Records from a collection
******
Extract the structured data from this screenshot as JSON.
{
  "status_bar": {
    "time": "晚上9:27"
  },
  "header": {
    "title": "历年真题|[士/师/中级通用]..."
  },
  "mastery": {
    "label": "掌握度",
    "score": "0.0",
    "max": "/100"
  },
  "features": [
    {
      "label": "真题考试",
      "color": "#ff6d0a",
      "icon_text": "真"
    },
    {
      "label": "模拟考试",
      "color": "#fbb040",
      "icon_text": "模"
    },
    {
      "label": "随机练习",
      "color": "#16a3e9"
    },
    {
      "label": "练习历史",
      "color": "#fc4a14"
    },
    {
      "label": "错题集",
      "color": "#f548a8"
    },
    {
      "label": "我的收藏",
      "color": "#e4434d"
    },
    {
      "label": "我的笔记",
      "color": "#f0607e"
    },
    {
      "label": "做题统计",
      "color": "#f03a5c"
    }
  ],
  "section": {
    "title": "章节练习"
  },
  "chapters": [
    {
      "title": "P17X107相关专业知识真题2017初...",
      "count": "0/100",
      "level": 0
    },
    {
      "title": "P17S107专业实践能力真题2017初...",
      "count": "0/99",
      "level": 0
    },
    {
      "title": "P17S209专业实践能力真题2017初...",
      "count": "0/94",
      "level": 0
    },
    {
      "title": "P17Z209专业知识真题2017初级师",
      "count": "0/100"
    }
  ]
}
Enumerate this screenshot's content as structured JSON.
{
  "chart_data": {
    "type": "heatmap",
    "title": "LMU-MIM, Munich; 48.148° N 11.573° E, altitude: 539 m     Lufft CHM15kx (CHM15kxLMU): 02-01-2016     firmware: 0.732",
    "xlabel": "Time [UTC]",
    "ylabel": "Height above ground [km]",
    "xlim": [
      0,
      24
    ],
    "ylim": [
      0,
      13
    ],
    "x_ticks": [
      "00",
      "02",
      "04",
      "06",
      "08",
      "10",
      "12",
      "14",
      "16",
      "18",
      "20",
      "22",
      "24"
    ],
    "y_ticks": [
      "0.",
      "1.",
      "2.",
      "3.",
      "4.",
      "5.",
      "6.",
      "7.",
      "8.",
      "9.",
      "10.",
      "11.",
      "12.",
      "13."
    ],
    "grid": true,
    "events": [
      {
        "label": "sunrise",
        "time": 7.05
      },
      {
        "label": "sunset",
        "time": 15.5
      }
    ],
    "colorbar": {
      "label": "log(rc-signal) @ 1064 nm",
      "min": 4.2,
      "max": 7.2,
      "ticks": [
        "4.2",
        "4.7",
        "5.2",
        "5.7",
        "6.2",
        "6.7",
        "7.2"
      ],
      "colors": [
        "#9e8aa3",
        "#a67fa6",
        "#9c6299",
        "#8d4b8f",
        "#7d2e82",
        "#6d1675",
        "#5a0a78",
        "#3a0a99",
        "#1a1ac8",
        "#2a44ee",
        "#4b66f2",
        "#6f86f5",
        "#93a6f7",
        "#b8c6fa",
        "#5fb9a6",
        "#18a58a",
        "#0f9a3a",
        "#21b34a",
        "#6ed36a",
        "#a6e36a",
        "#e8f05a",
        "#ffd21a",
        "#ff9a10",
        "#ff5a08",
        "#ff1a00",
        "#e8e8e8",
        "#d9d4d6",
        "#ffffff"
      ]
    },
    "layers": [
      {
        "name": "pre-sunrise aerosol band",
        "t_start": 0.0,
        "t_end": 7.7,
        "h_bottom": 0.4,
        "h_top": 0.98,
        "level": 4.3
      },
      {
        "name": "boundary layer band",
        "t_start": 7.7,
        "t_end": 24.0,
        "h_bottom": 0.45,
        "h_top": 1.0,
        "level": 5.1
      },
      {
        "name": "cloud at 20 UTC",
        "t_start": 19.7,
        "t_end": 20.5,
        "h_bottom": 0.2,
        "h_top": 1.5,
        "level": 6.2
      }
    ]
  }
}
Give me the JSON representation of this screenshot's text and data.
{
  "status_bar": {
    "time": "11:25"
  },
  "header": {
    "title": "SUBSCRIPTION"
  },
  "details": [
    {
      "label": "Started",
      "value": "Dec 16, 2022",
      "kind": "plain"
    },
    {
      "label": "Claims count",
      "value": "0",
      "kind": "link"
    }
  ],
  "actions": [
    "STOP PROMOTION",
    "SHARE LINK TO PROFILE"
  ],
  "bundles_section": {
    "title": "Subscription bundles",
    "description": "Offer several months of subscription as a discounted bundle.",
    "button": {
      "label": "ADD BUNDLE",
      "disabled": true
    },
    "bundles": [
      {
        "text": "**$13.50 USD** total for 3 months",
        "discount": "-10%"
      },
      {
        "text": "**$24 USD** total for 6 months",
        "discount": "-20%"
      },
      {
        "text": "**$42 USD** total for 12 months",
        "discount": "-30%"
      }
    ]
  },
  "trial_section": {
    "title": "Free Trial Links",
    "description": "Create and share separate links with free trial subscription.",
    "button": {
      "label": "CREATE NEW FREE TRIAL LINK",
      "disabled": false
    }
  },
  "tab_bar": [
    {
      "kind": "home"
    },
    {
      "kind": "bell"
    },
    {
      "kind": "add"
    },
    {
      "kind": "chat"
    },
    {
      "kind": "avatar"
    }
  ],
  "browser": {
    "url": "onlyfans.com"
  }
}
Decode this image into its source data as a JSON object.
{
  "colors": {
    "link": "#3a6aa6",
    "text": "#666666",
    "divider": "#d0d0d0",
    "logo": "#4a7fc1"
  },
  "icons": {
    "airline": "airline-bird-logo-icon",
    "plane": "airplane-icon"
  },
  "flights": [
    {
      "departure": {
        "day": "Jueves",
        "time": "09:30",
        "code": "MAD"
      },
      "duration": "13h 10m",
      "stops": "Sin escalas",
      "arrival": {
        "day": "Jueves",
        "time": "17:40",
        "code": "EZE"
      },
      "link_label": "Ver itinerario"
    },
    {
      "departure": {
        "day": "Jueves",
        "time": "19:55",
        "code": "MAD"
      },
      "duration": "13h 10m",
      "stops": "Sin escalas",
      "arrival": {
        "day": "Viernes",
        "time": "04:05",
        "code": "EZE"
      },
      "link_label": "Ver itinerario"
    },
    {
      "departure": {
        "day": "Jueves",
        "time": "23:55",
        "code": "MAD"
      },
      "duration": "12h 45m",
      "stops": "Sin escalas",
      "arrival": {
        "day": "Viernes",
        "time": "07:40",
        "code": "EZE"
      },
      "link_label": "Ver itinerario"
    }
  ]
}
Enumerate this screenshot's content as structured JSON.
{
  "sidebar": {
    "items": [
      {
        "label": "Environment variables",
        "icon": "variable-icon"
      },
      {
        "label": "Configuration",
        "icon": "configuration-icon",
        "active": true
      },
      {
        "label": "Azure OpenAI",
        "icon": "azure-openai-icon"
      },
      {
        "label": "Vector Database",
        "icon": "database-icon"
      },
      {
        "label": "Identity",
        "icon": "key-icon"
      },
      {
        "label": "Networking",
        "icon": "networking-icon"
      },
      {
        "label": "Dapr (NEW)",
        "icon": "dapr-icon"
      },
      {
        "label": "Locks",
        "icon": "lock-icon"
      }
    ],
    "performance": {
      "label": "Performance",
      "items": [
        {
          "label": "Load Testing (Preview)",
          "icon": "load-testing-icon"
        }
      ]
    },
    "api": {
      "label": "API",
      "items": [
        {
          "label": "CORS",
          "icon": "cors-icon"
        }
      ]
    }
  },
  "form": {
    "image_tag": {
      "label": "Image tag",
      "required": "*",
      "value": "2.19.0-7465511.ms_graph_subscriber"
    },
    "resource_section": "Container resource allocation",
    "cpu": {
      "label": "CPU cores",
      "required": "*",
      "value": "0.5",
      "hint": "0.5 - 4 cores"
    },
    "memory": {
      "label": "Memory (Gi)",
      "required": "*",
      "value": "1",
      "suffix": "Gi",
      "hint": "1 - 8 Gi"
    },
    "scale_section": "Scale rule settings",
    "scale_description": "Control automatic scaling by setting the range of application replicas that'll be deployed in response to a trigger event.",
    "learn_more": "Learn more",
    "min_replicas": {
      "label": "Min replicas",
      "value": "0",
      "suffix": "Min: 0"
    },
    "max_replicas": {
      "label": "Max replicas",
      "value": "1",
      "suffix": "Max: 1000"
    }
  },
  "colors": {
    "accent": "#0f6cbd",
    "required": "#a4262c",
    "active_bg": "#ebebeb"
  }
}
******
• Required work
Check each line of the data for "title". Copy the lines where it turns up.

• Exercise response
    "title": "历年真题|[士/师/中级通用]..."
    "title": "章节练习"
      "title": "P17X107相关专业知识真题2017初...",
      "title": "P17S107专业实践能力真题2017初...",
      "title": "P17S209专业实践能力真题2017初...",
      "title": "P17Z209专业知识真题2017初级师",
    "title": "LMU-MIM, Munich; 48.148° N 11.573° E, altitude: 539 m     Lufft CHM15kx (CHM15kxLMU): 02-01-2016     firmware: 0.732",
    "title": "SUBSCRIPTION"
    "title": "Subscription bundles",
    "title": "Free Trial Links",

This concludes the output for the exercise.